Twitter Demographics

The data shown below were collected from the profiles of 8 tweeters who shared this research output. Click here to find out more about how the information was compiled.

Mendeley readers

The data shown below were compiled from readership statistics for 249 Mendeley readers of this research output. Click here to see the associated Mendeley record.

Geographical breakdown

Country Count As %
Portugal 2 <1%
United Kingdom 1 <1%
Australia 1 <1%
Germany 1 <1%
Canada 1 <1%
Belgium 1 <1%
China 1 <1%
United States 1 <1%
Unknown 240 96%

Demographic breakdown

Readers by professional status Count As %
Student > Ph. D. Student 63 25%
Researcher 46 18%
Student > Master 31 12%
Student > Bachelor 21 8%
Student > Doctoral Student 11 4%
Other 41 16%
Unknown 36 14%
Readers by discipline Count As %
Environmental Science 62 25%
Agricultural and Biological Sciences 46 18%
Chemistry 26 10%
Engineering 15 6%
Materials Science 10 4%
Other 34 14%
Unknown 56 22%

Attention Score in Context

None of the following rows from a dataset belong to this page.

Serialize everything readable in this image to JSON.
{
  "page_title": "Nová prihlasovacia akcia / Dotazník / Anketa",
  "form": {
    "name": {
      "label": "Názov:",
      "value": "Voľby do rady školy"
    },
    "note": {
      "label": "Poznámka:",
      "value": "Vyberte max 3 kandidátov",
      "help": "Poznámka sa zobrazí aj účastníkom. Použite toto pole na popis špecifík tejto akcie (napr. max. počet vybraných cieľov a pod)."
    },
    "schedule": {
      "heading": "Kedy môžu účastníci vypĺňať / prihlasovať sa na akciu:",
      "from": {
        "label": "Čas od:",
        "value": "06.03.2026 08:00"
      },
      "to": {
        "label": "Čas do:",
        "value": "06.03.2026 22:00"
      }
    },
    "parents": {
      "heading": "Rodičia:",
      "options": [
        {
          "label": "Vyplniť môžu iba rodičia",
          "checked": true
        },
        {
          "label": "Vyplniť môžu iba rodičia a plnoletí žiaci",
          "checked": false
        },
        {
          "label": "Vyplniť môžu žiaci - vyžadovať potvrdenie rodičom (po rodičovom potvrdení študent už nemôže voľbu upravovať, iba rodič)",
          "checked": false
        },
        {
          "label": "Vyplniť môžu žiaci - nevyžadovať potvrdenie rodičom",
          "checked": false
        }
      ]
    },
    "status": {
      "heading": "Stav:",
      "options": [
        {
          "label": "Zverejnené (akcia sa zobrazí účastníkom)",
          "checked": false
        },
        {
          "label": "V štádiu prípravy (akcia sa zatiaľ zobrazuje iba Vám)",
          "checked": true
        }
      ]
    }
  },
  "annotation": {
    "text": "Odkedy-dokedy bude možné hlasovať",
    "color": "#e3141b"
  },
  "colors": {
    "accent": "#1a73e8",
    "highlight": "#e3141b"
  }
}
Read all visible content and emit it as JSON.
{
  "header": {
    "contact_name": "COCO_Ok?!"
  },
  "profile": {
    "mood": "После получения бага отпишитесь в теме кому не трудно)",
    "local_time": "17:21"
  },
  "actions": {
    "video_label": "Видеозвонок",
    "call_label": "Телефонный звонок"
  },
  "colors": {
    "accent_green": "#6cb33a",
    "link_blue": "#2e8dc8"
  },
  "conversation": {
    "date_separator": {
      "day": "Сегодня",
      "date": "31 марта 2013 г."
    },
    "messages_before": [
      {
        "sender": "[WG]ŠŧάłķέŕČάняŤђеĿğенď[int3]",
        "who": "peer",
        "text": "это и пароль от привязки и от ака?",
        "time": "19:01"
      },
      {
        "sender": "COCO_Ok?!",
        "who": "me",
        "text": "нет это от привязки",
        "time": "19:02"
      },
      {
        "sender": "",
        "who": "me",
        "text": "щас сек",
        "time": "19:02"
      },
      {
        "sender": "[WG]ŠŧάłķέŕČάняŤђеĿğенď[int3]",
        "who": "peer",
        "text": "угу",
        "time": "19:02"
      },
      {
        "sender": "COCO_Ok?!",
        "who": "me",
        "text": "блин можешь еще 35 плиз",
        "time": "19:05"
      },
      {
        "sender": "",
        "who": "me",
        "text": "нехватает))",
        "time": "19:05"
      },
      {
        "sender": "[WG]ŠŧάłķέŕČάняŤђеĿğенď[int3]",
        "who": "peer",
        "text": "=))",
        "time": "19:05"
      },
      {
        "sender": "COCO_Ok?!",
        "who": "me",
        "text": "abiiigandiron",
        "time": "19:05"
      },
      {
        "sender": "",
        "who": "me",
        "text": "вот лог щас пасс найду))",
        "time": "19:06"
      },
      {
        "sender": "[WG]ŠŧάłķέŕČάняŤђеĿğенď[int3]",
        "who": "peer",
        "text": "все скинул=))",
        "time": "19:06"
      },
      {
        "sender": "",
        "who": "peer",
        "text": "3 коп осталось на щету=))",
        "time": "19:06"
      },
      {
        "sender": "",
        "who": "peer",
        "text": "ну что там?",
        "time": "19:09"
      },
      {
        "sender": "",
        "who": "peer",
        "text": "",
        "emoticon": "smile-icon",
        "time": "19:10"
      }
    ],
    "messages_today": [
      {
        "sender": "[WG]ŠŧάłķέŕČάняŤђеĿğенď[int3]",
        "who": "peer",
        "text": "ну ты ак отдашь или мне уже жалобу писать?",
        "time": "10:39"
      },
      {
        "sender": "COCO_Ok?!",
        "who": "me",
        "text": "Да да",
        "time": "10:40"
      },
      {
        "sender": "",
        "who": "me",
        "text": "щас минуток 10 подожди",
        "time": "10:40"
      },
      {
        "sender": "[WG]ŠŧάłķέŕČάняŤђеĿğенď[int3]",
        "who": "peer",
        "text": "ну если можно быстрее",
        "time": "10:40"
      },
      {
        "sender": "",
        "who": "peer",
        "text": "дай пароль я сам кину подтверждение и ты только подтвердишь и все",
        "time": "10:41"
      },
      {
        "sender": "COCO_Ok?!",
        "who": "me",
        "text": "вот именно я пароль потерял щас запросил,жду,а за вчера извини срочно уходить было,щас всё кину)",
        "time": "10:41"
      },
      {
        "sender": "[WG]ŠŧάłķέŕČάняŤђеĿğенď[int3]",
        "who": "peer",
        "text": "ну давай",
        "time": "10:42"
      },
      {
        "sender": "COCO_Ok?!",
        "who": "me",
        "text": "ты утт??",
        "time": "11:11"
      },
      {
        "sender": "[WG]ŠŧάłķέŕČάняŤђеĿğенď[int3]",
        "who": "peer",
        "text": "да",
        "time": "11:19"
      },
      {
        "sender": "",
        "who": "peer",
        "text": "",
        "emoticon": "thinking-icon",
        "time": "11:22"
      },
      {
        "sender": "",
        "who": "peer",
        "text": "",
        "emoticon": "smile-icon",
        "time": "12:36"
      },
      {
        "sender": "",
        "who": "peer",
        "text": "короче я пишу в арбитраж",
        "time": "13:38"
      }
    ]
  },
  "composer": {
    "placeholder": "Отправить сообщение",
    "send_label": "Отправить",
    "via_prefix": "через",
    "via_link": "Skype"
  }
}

This research output has an Altmetric Attention Score of 6. This is our high-level measure of the quality and quantity of online attention that it has received. This Attention Score, as well as the ranking and number of research outputs shown below, was calculated when the research output was last mentioned on 01 October 2018.
All research outputs
#3,139,856
of 13,583,786 outputs
Outputs from Environmental Toxicology & Chemistry
#598
of 3,918 outputs
Outputs of similar age
#79,049
of 271,145 outputs
Outputs of similar age from Environmental Toxicology & Chemistry
#6
of 66 outputs
Altmetric has tracked 13,583,786 research outputs across all sources so far. Compared to these this one has done well and is in the 76th percentile: it's in the top 25% of all research outputs ever tracked by Altmetric.
So far Altmetric has tracked 3,918 research outputs from this source. They receive a mean Attention Score of 4.5. This one has done well, scoring higher than 84% of its peers.
Older research outputs will score higher simply because they've had more time to accumulate mentions. To account for age we can compare this Altmetric Attention Score to the 271,145 tracked outputs that were published within six weeks on either side of this one in any source. This one has gotten more attention than average, scoring higher than 70% of its contemporaries.
We're also able to compare this research output to 66 others from the same source and published within six weeks on either side of this one. This one has done particularly well, scoring higher than 90% of its contemporaries.